Top of INPUT
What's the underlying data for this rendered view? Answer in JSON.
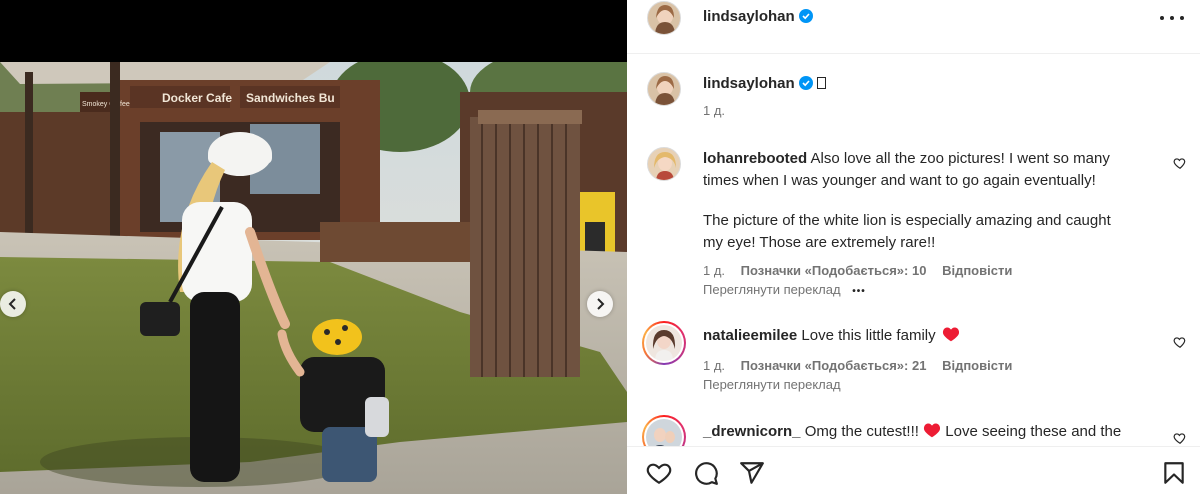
{
  "post": {
    "author": "lindsaylohan",
    "caption_time": "1 д."
  },
  "comments": [
    {
      "username": "lohanrebooted",
      "text_line1": "Also love all the zoo pictures! I went so many",
      "text_line2": "times when I was younger and want to go again eventually!",
      "text_line3": "The picture of the white lion is especially amazing and caught",
      "text_line4": "my eye! Those are extremely rare!!",
      "time": "1 д.",
      "likes": "Позначки «Подобається»: 10",
      "reply": "Відповісти",
      "translate": "Переглянути переклад",
      "more": "•••"
    },
    {
      "username": "natalieemilee",
      "text": "Love this little family",
      "time": "1 д.",
      "likes": "Позначки «Подобається»: 21",
      "reply": "Відповісти",
      "translate": "Переглянути переклад"
    },
    {
      "username": "_drewnicorn_",
      "text_before": "Omg the cutest!!!",
      "text_after": "Love seeing these and the"
    }
  ],
  "photo_signs": {
    "sign1": "Docker Cafe",
    "sign2": "Sandwiches Bu",
    "sign3": "Smokey Coffee"
  },
  "colors": {
    "verified": "#0095f6",
    "heart_red": "#ed1c34",
    "text_primary": "#262626",
    "text_secondary": "#737373"
  },
  "icons": {
    "like": "heart-outline-icon",
    "comment": "speech-bubble-icon",
    "share": "paper-plane-icon",
    "save": "bookmark-icon",
    "more": "more-options-icon",
    "prev": "chevron-left-icon",
    "next": "chevron-right-icon"
  }
}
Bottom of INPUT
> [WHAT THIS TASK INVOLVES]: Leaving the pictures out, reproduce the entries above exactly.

> [ANSWER FOR THIS EXERCISE]:
What's the underlying data for this rendered view? Answer in JSON.
{
  "post": {
    "author": "lindsaylohan",
    "caption_time": "1 д."
  },
  "comments": [
    {
      "username": "lohanrebooted",
      "text_line1": "Also love all the zoo pictures! I went so many",
      "text_line2": "times when I was younger and want to go again eventually!",
      "text_line3": "The picture of the white lion is especially amazing and caught",
      "text_line4": "my eye! Those are extremely rare!!",
      "time": "1 д.",
      "likes": "Позначки «Подобається»: 10",
      "reply": "Відповісти",
      "translate": "Переглянути переклад",
      "more": "•••"
    },
    {
      "username": "natalieemilee",
      "text": "Love this little family",
      "time": "1 д.",
      "likes": "Позначки «Подобається»: 21",
      "reply": "Відповісти",
      "translate": "Переглянути переклад"
    },
    {
      "username": "_drewnicorn_",
      "text_before": "Omg the cutest!!!",
      "text_after": "Love seeing these and the"
    }
  ],
  "photo_signs": {
    "sign1": "Docker Cafe",
    "sign2": "Sandwiches Bu",
    "sign3": "Smokey Coffee"
  },
  "colors": {
    "verified": "#0095f6",
    "heart_red": "#ed1c34",
    "text_primary": "#262626",
    "text_secondary": "#737373"
  },
  "icons": {
    "like": "heart-outline-icon",
    "comment": "speech-bubble-icon",
    "share": "paper-plane-icon",
    "save": "bookmark-icon",
    "more": "more-options-icon",
    "prev": "chevron-left-icon",
    "next": "chevron-right-icon"
  }
}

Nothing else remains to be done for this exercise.